In closing, I’d like to say that while creepypastas—and, to be honest, the horror genre as a whole—aren’t for everyone’s tastes and sensibilities, they’re still fascinating examples of community-based writing that give us similarly fascinating insights into what internet culture considers terrifying (and how it conveys such terror). While there are immediate parallels between creepypastas and word-of-mouth storytelling, creepypasta writing adds the contextual background of the internet itself into the narratives, frequently using technology and media as sources for strange and horrific situations to occur. The participatory aspects of creepypastas are also quite interesting, with sites like Creepypasta Wiki being devoted to letting users share, archive, and edit creepypastas; likewise, the continued expansions of the Slender Man, Holders, and SCP Foundation narratives showcase unified canons developed through mass collaboration.

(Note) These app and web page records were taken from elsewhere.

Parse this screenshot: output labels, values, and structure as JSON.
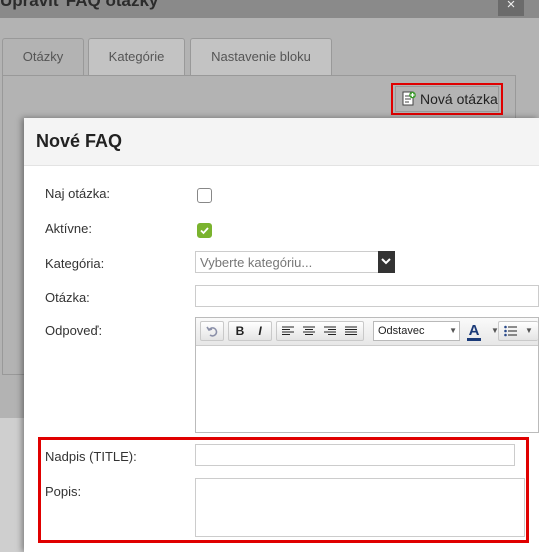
{
  "background_dialog": {
    "title": "Upraviť FAQ otázky",
    "close_glyph": "×",
    "tabs": [
      {
        "label": "Otázky",
        "active": true
      },
      {
        "label": "Kategórie",
        "active": false
      },
      {
        "label": "Nastavenie bloku",
        "active": false
      }
    ],
    "new_question_button": {
      "label": "Nová otázka",
      "icon": "add-document-icon"
    }
  },
  "modal": {
    "title": "Nové FAQ",
    "fields": {
      "top_question": {
        "label": "Naj otázka:",
        "checked": false
      },
      "active": {
        "label": "Aktívne:",
        "checked": true
      },
      "category": {
        "label": "Kategória:",
        "placeholder": "Vyberte kategóriu..."
      },
      "question": {
        "label": "Otázka:",
        "value": ""
      },
      "answer": {
        "label": "Odpoveď:",
        "toolbar": {
          "format_value": "Odstavec",
          "buttons": [
            "undo-icon",
            "bold-icon",
            "italic-icon",
            "align-left-icon",
            "align-center-icon",
            "align-right-icon",
            "align-justify-icon",
            "font-color-icon",
            "bullet-list-icon"
          ],
          "bold_glyph": "B",
          "italic_glyph": "I",
          "font_color_glyph": "A"
        }
      },
      "title": {
        "label": "Nadpis (TITLE):",
        "value": ""
      },
      "description": {
        "label": "Popis:",
        "value": ""
      }
    }
  },
  "colors": {
    "highlight": "#e00000",
    "checkbox_checked": "#7ab32e"
  }
}
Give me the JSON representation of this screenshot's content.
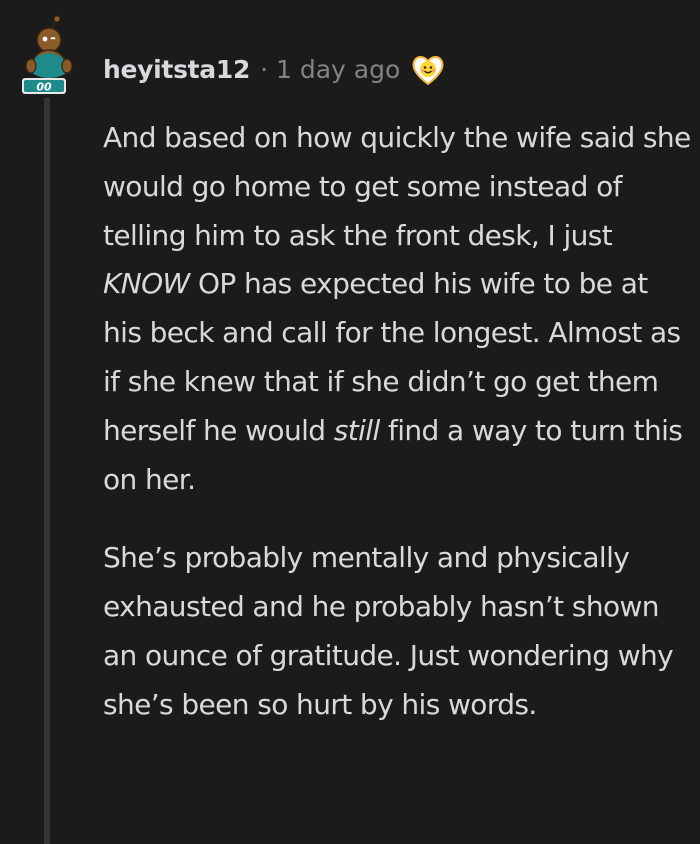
{
  "comment": {
    "username": "heyitsta12",
    "separator": "·",
    "timestamp": "1 day ago",
    "avatar_icon": "snoo-avatar-icon",
    "award_icon": "wholesome-award-icon",
    "paragraphs": [
      {
        "segments": [
          {
            "text": "And based on how quickly the wife said she would go home to get some instead of telling him to ask the front desk, I just ",
            "italic": false
          },
          {
            "text": "KNOW",
            "italic": true
          },
          {
            "text": " OP has expected his wife to be at his beck and call for the longest. Almost as if she knew that if she didn’t go get them herself he would ",
            "italic": false
          },
          {
            "text": "still",
            "italic": true
          },
          {
            "text": " find a way to turn this on her.",
            "italic": false
          }
        ]
      },
      {
        "segments": [
          {
            "text": "She’s probably mentally and physically exhausted and he probably hasn’t shown an ounce of gratitude. Just wondering why she’s been so hurt by his words.",
            "italic": false
          }
        ]
      }
    ]
  },
  "colors": {
    "background": "#1b1b1c",
    "text": "#d7dadc",
    "meta": "#818384",
    "thread_line": "#343536"
  }
}
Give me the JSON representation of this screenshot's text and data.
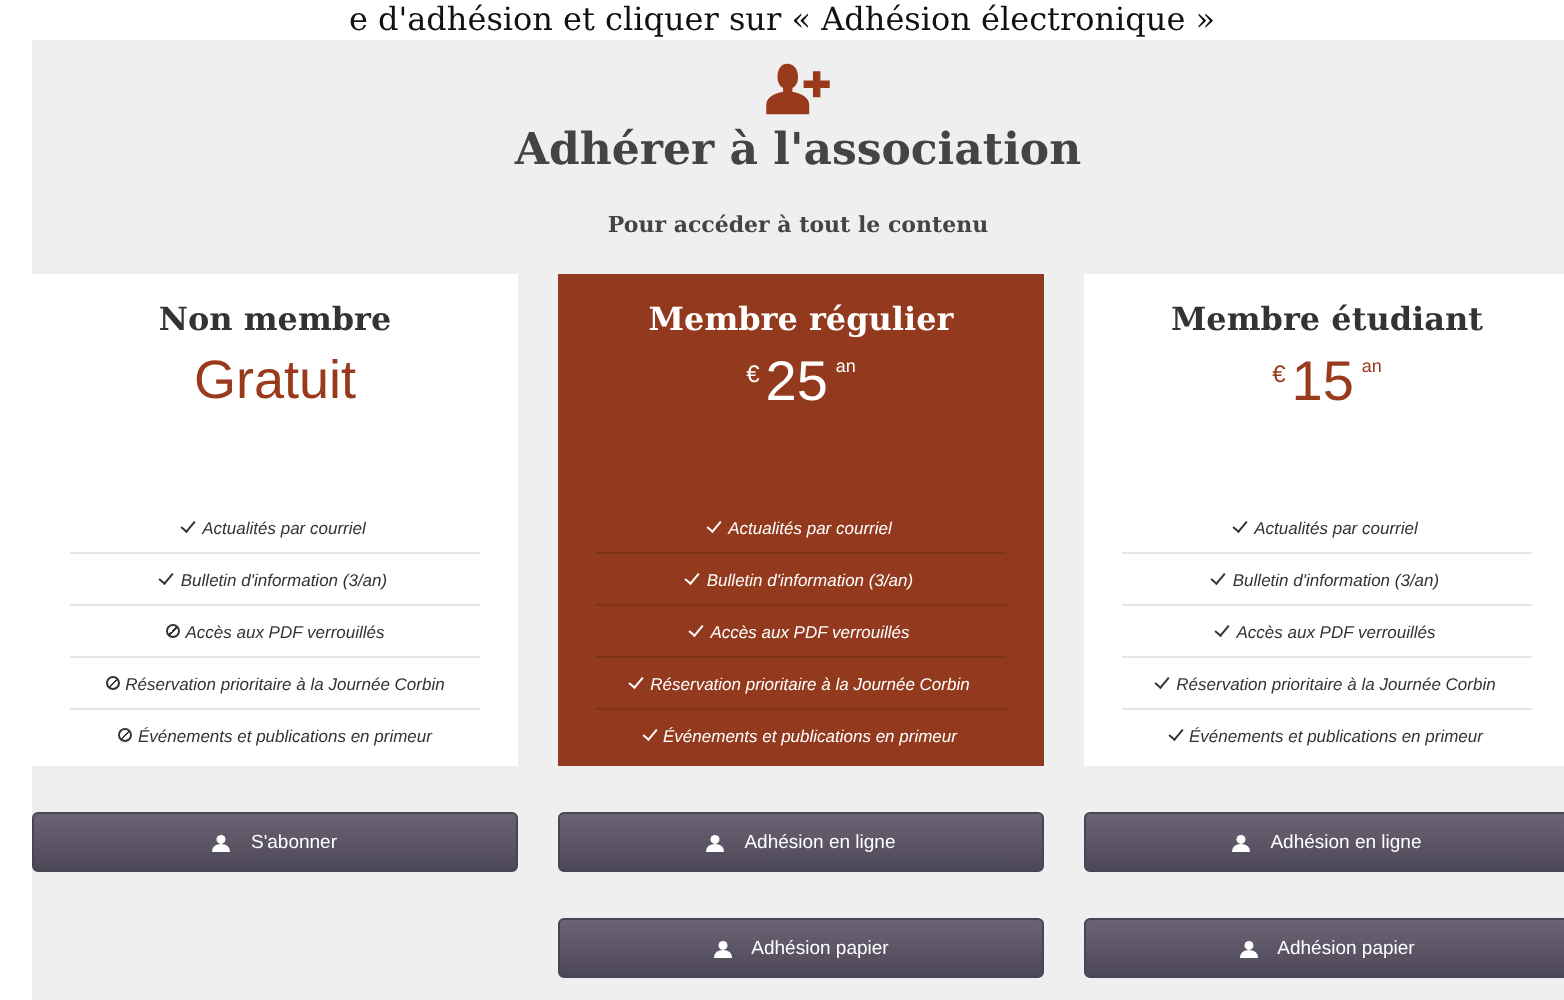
{
  "intro_text": "e d'adhésion et cliquer sur « Adhésion électronique »",
  "section": {
    "title": "Adhérer à l'association",
    "subtitle": "Pour accéder à tout le contenu"
  },
  "plans": [
    {
      "name": "Non membre",
      "selected": false,
      "price": {
        "kind": "text",
        "text": "Gratuit"
      },
      "features": [
        {
          "label": "Actualités par courriel",
          "included": true
        },
        {
          "label": "Bulletin d'information (3/an)",
          "included": true
        },
        {
          "label": "Accès aux PDF verrouillés",
          "included": false
        },
        {
          "label": "Réservation prioritaire à la Journée Corbin",
          "included": false
        },
        {
          "label": "Événements et publications en primeur",
          "included": false
        }
      ],
      "buttons": [
        "S'abonner"
      ]
    },
    {
      "name": "Membre régulier",
      "selected": true,
      "price": {
        "kind": "amount",
        "currency": "€",
        "amount": "25",
        "period": "an"
      },
      "features": [
        {
          "label": "Actualités par courriel",
          "included": true
        },
        {
          "label": "Bulletin d'information (3/an)",
          "included": true
        },
        {
          "label": "Accès aux PDF verrouillés",
          "included": true
        },
        {
          "label": "Réservation prioritaire à la Journée Corbin",
          "included": true
        },
        {
          "label": "Événements et publications en primeur",
          "included": true
        }
      ],
      "buttons": [
        "Adhésion en ligne",
        "Adhésion papier"
      ]
    },
    {
      "name": "Membre étudiant",
      "selected": false,
      "price": {
        "kind": "amount",
        "currency": "€",
        "amount": "15",
        "period": "an"
      },
      "features": [
        {
          "label": "Actualités par courriel",
          "included": true
        },
        {
          "label": "Bulletin d'information (3/an)",
          "included": true
        },
        {
          "label": "Accès aux PDF verrouillés",
          "included": true
        },
        {
          "label": "Réservation prioritaire à la Journée Corbin",
          "included": true
        },
        {
          "label": "Événements et publications en primeur",
          "included": true
        }
      ],
      "buttons": [
        "Adhésion en ligne",
        "Adhésion papier"
      ]
    }
  ]
}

As I’ve been writing this article, the month of October draws ever closer, bringing the fall season with it: cooler weather, longer nights, and attractive orange and red foliage; more importantly, the eagerness for Halloween is palpable, with stores already stocking their aisles with candy, costumes, and other seasonal paraphernalia. Being in my early 30s, I’m perfectly content staying home and watching the usual marathons of horror movies and Halloween specials on television in lieu of trick-or-treating or handing out candy to children. But I’ll still enjoy the holiday for what is: a celebration of the macabre, and a time to indulge in a mixture of fun and frights—it’s everything I’ve loved about horror since childhood but shared on a significantly larger scale once every year around October 31st.
I think I’ll even read a creepypasta or two this Halloween…I’m always looking for a good scare.
Creepypasta. Creepypasta. Web 24 Sep. 2015. <http://www.creepypasta.com/>.
Creepypasta Wiki. Wikia. Web 21 Sep. 2015. <http://creepypasta.wikia.com/wiki/Creepypasta_Wiki>.
Edmond, Spike (Mr. CreepyPasta). “Go to Sleep – ‘Jeff the Killer’.” YouTube. YouTube LLC. 12 Oct. 2012. Web 29 Nov. 2011. <https://www.youtube.com/watch?v=u2K5I3NJtiQ>.
Jenkins, Henry. “If It Doesn’t Spread, It’s Dead (Part One): Media Viruses and Memes.” Confessions of an Aca-Fan: The Official Weblog of Henry Jenkins. WordPress. 11 Feb. 2009. Web 13 Oct. 2015. <http://henryjenkins.org/2009/02/if_it_doesnt_spread_its_dead_p.html>.
Know Your Meme: Internet Meme Database. Cheezburger, Inc. Web 20 Sep. 2015. <http://knowyourmeme.com/>.
Newitz, Annalee. “Has Creepypasta Reinvented Classic Folklore?” io9. Gawker Media. 6 Jan. 2014. Web 24 Sep. 2015. <http://io9.com/is-creepypasta-a-form-of-folklore-1495902436>.
SCP Foundation. Wikidot. Web 24 Sep. 2015. <http://www.scp-wiki.net/>.
Wikipedia, the free encyclopedia. Wikimedia Foundation. Web 20 Sep. 2015. <https://en.wikipedia.org/wiki/Main_Page>.
Wiles, Will. “Creepypastas is how the internet learns our fears.” Aeon. Aeon Media Ltd. 20 Dec. 2013. Web 23 Sep. 2015. <http://aeon.co/magazine/culture/creepypasta-is-how-the-internet-learns-our-fears/>.